- Are they punctual? Mine was very late. We had to eat lunch shoulder-to-shoulder on an unsteady crowded boat instead of on a beach as planned.
- Do you want a big party boat? Some tours are on larger nicer boats with a bar, lots of drinks, music, and a wilder crowd.
- Will the boat sink? OK so you don’t really have to worry about this, but I will say our boat was a bit iffy. A piece of it fell off and there was some engine trouble.
All in all, it was a great experience and the crew was very accommodating and friendly. But the best part was the sights! There are around 5 to 6 stops depending on the time and the weather. Some aren’t accessible during certain times due to the tide or overcrowding. Also, the last places we went to were coves that got surprisingly chilly when the sun was lower in the sky.
Full Moon Party
If you’re lucky like I was then you can be here for the Full Moon Party! I’m not going to claim any kind of expertise here as I don’t think I’ve been to an actual Full Moon Party and if I have then I don’t remember it.
Las Cabanas was the most popular option according to locals. Another option is hitting the one or two bars or clubs in El Nido. Haha maybe there are more than that, but I didn’t think I should be at any bars or clubs if I was trying to curb the drinking.

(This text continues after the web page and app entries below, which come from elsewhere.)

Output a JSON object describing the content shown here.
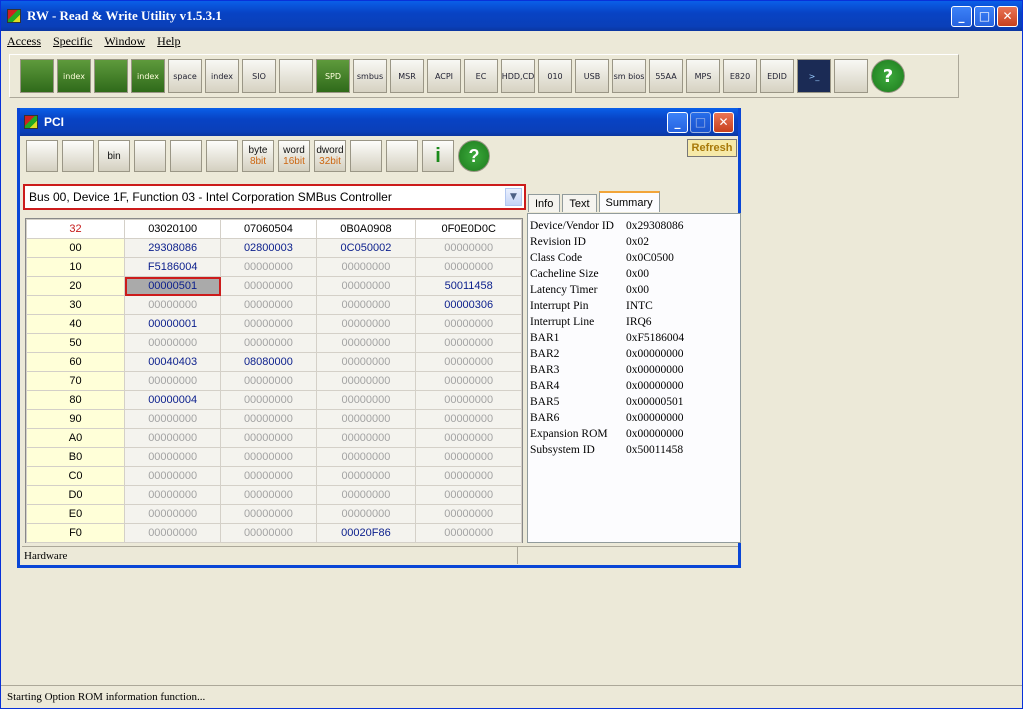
{
  "window": {
    "title": "RW - Read & Write Utility v1.5.3.1"
  },
  "menu": [
    "Access",
    "Specific",
    "Window",
    "Help"
  ],
  "toolbar": [
    {
      "name": "pci-icon",
      "label": ""
    },
    {
      "name": "index-icon",
      "label": "index"
    },
    {
      "name": "memory-icon",
      "label": ""
    },
    {
      "name": "index-memory-icon",
      "label": "index"
    },
    {
      "name": "io-space-icon",
      "label": "space"
    },
    {
      "name": "io-index-icon",
      "label": "index"
    },
    {
      "name": "sio-icon",
      "label": "SIO"
    },
    {
      "name": "waveform-icon",
      "label": ""
    },
    {
      "name": "spd-icon",
      "label": "SPD"
    },
    {
      "name": "smbus-icon",
      "label": "smbus"
    },
    {
      "name": "msr-icon",
      "label": "MSR"
    },
    {
      "name": "acpi-icon",
      "label": "ACPI"
    },
    {
      "name": "ec-icon",
      "label": "EC"
    },
    {
      "name": "hdd-cd-icon",
      "label": "HDD,CD"
    },
    {
      "name": "disk-010-icon",
      "label": "010"
    },
    {
      "name": "usb-icon",
      "label": "USB"
    },
    {
      "name": "smbios-icon",
      "label": "sm bios"
    },
    {
      "name": "55aa-icon",
      "label": "55AA"
    },
    {
      "name": "mps-icon",
      "label": "MPS"
    },
    {
      "name": "e820-icon",
      "label": "E820"
    },
    {
      "name": "edid-icon",
      "label": "EDID"
    },
    {
      "name": "command-icon",
      "label": ">_"
    },
    {
      "name": "config-icon",
      "label": ""
    },
    {
      "name": "help-icon",
      "label": "?"
    }
  ],
  "pci": {
    "title": "PCI",
    "refresh_label": "Refresh",
    "device": "Bus 00, Device 1F, Function 03 - Intel Corporation SMBus Controller",
    "toolbar": [
      {
        "name": "save-icon",
        "top": "",
        "bottom": ""
      },
      {
        "name": "save-all-icon",
        "top": "",
        "bottom": ""
      },
      {
        "name": "bin-icon",
        "top": "bin",
        "bottom": ""
      },
      {
        "name": "load-icon",
        "top": "",
        "bottom": ""
      },
      {
        "name": "find-icon",
        "top": "",
        "bottom": ""
      },
      {
        "name": "table-icon",
        "top": "",
        "bottom": ""
      },
      {
        "name": "byte-8bit-button",
        "top": "byte",
        "bottom": "8bit"
      },
      {
        "name": "word-16bit-button",
        "top": "word",
        "bottom": "16bit"
      },
      {
        "name": "dword-32bit-button",
        "top": "dword",
        "bottom": "32bit"
      },
      {
        "name": "tree-icon",
        "top": "",
        "bottom": ""
      },
      {
        "name": "gear-icon",
        "top": "",
        "bottom": ""
      },
      {
        "name": "info-icon",
        "top": "i",
        "bottom": ""
      },
      {
        "name": "help-icon",
        "top": "?",
        "bottom": ""
      }
    ],
    "grid": {
      "header": [
        "32",
        "03020100",
        "07060504",
        "0B0A0908",
        "0F0E0D0C"
      ],
      "rows": [
        [
          "00",
          "29308086",
          "02800003",
          "0C050002",
          "00000000"
        ],
        [
          "10",
          "F5186004",
          "00000000",
          "00000000",
          "00000000"
        ],
        [
          "20",
          "00000501",
          "00000000",
          "00000000",
          "50011458"
        ],
        [
          "30",
          "00000000",
          "00000000",
          "00000000",
          "00000306"
        ],
        [
          "40",
          "00000001",
          "00000000",
          "00000000",
          "00000000"
        ],
        [
          "50",
          "00000000",
          "00000000",
          "00000000",
          "00000000"
        ],
        [
          "60",
          "00040403",
          "08080000",
          "00000000",
          "00000000"
        ],
        [
          "70",
          "00000000",
          "00000000",
          "00000000",
          "00000000"
        ],
        [
          "80",
          "00000004",
          "00000000",
          "00000000",
          "00000000"
        ],
        [
          "90",
          "00000000",
          "00000000",
          "00000000",
          "00000000"
        ],
        [
          "A0",
          "00000000",
          "00000000",
          "00000000",
          "00000000"
        ],
        [
          "B0",
          "00000000",
          "00000000",
          "00000000",
          "00000000"
        ],
        [
          "C0",
          "00000000",
          "00000000",
          "00000000",
          "00000000"
        ],
        [
          "D0",
          "00000000",
          "00000000",
          "00000000",
          "00000000"
        ],
        [
          "E0",
          "00000000",
          "00000000",
          "00000000",
          "00000000"
        ],
        [
          "F0",
          "00000000",
          "00000000",
          "00020F86",
          "00000000"
        ]
      ],
      "selected": {
        "row": 2,
        "col": 1
      }
    },
    "tabs": [
      "Info",
      "Text",
      "Summary"
    ],
    "active_tab": "Summary",
    "summary": [
      {
        "k": "Device/Vendor ID",
        "v": "0x29308086"
      },
      {
        "k": "Revision ID",
        "v": "0x02"
      },
      {
        "k": "Class Code",
        "v": "0x0C0500"
      },
      {
        "k": "Cacheline Size",
        "v": "0x00"
      },
      {
        "k": "Latency Timer",
        "v": "0x00"
      },
      {
        "k": "Interrupt Pin",
        "v": "INTC"
      },
      {
        "k": "Interrupt Line",
        "v": "IRQ6"
      },
      {
        "k": "BAR1",
        "v": "0xF5186004"
      },
      {
        "k": "BAR2",
        "v": "0x00000000"
      },
      {
        "k": "BAR3",
        "v": "0x00000000"
      },
      {
        "k": "BAR4",
        "v": "0x00000000"
      },
      {
        "k": "BAR5",
        "v": "0x00000501"
      },
      {
        "k": "BAR6",
        "v": "0x00000000"
      },
      {
        "k": "Expansion ROM",
        "v": "0x00000000"
      },
      {
        "k": "Subsystem ID",
        "v": "0x50011458"
      }
    ],
    "status_left": "Hardware"
  },
  "statusbar": "Starting Option ROM information function..."
}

In the end, I chose Las Cabanas and took a tricycle there with a few friends. It was crowded and the music was great, but the bars were packed so it was difficult to get a drink. We danced around and met some amazing people though! And they even lit some stuff on fire for us. Overall, a good time.
I had to be on an early boat to Coron the next day so I didn’t get to stay long. I was taking the fast ferry out at 8am, which meant I had to be at the waiting area at 6am, or so they claimed. Getting to Coron by ferry was pretty easy and is the subject of another post. And with that, goodbye El Nido! Till we meet again…